"Electrolysis gives you two sets of orthogonal benefits," said Nightingale. One is the protection of existing processes, and the other has a direct impact on comparatively low-powered mobile phones. "When content goes runaway, it doesn't hurt the UI responsiveness, and on mobile that matters even more." Nightingale said that users shouldn't be surprised to see the results of the electrolysis process isolation in mobile Firefox first.

Security vulnerability disclosure is a complex problem facing browser publishers today, one that requires a balance between public dissemination of the bug and withholding the specifics of the breach until it's been patched. With Google calling its policy "responsible disclosure" and Microsoft labeling it "coordinated disclosure," Nightingale said that he doesn't get hung up on nomenclature. "I would always rather people work with us on making the Internet a better place, rather than them not telling us. Once the bug is fixed, we open it up and share how the sausage was made."

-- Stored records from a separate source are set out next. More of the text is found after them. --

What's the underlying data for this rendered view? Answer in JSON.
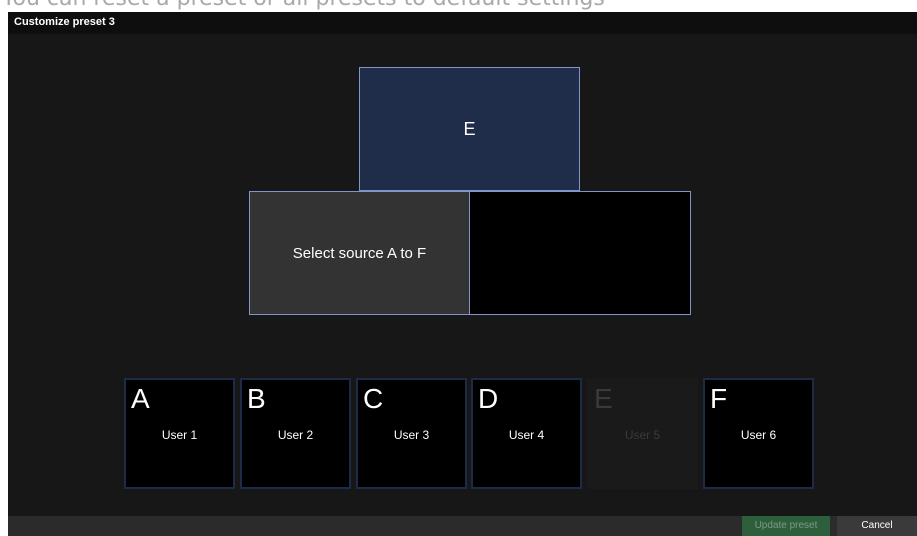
{
  "caption": "You can reset a preset or all presets to default settings",
  "dialog": {
    "title": "Customize preset 3"
  },
  "layout_slots": {
    "top_label": "E",
    "left_label": "Select source A to F",
    "right_label": ""
  },
  "sources": [
    {
      "letter": "A",
      "user": "User 1",
      "enabled": true
    },
    {
      "letter": "B",
      "user": "User 2",
      "enabled": true
    },
    {
      "letter": "C",
      "user": "User 3",
      "enabled": true
    },
    {
      "letter": "D",
      "user": "User 4",
      "enabled": true
    },
    {
      "letter": "E",
      "user": "User 5",
      "enabled": false
    },
    {
      "letter": "F",
      "user": "User 6",
      "enabled": true
    }
  ],
  "buttons": {
    "update": "Update preset",
    "cancel": "Cancel"
  },
  "colors": {
    "selected_slot": "#1f2d4a",
    "slot_border": "#7f97c6",
    "update_button": "#2e5f3d"
  }
}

At the root of browser security lies the question of how to balance user education such as not clicking on ads that promise you that "You've Won!" or that you need to run their remote virus scanner, with pre-emptive security tactics, such as patching holes but also exposing or blocking bad Web site behavior. For example, Comodo's Chromium remix, Dragon, takes an aggressive stance on ensuring certificates have been properly written, which is why that browser warns you before you go to

As Nightingale lamented, though, "We're not all using the same terminology." Improving common standards for reporting and dealing with threats could fix that, but there's little indication that the five major browser publishers are about to collaborate and share the burden of security risks.